Post-reform China has been experiencing two major demographic changes: an increasingly aging population and an extraordinary surge of rural-urban migrants. The question we ask is: are these two demographic changes related? If yes, then, how? The standard view in the migration literature is that the older the migrant, the lower the likelihood of migration. This paper proposes a simple theory of temporary migration for unskilled labor to fit the context of China. Motivated by our model, we then use both cross-sectional micro data and panel macro data to examine the potential impacts of aging on migration. We find that shifts in China’s age distribution have generated significant changes in the country’s migration patterns: migration will shift to closer provinces (probably switching from interprovincial migration to intra-provincial migration) and will concentrate to a few destination provinces.

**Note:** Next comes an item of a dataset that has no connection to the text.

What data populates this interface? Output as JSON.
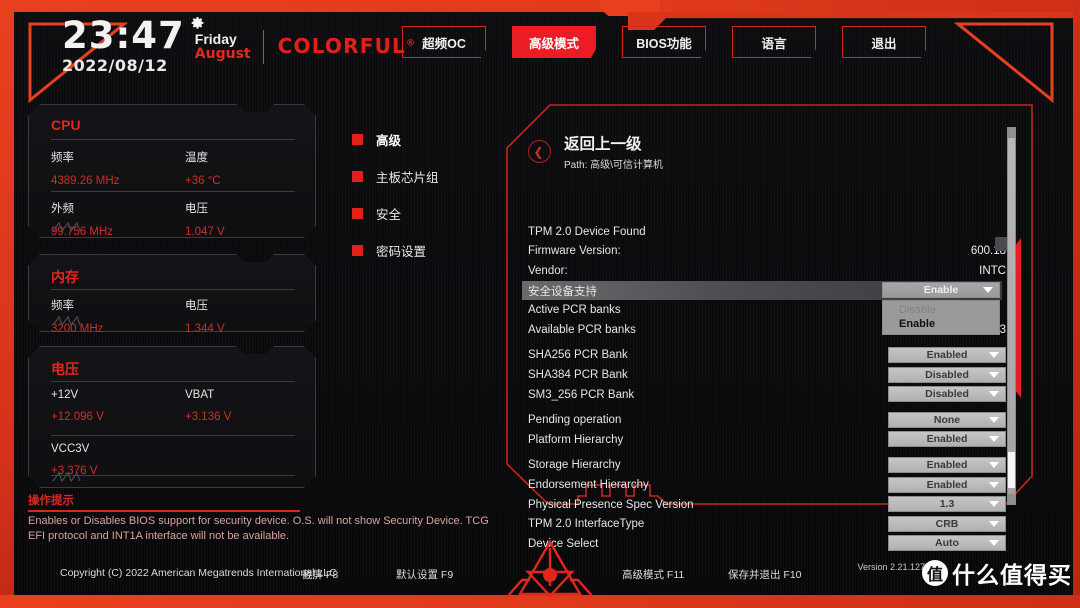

Using a new data set of 12,000 firms in China, this paper estimates the returns to R&D investment and its spillover effects, and investigates how the returns to R&D depend on firm incentives. For the firms in the sample, the results show that on average firm output increases around 0.4 yuan for each additional 1 yuan spent on R&D in the previous year, and there is high R&D return regardless of whether the endogeneity of R&D intensity is dealt with or not. Interestingly, the marginal return to R&D is significantly higher in firms whose CEOs were not appointed by the government, and lower when CEO pay is directly related to annual performance. The return to R&D is higher in relatively poor regions and for firms with worse access to finance. There are also non-trivial R&D spillover effects.
Frontiers of Economics in China (FEC)
is a quarterly peer-reviewed journal edited by Institute for Advanced Research, Shanghai University of Finance and Economics, and published by Higher Education Press. Established in 2006 and with Guoqiang Tian as the Editor, the journal has a strong Editorial Advisory Board (with several Nobel Prize winners as board members), as well as a dedicated Co-Editors’ team and an Editorial Board comprised of leading overseas and domestic Chinese economists.
welcomes submissions of theoretical and empirical papers from all fields of economics, particularly those with an emphasis on the Chinese economy and other emerging, developing or transition economies. Indexed in more than 10 international databases including EconLit, Google, RePEc and SCOPUS, the journal is listed into "2016 The Highest International Impact Academic Journals of China (Humanities and Social Sciences)". Full-text papers are free for download at: http://journal.hep.com.cn/fec
Guoqiang Tian, Texas A&M University; Shanghai University of Finance and Economics
Zhiqi Chen, Carleton University
Chunrong Ai, University of Florida
Kevin X.D. Huang, Vanderbilt University
Neng Wang, Columbia University
James Wen, Trinity College, USA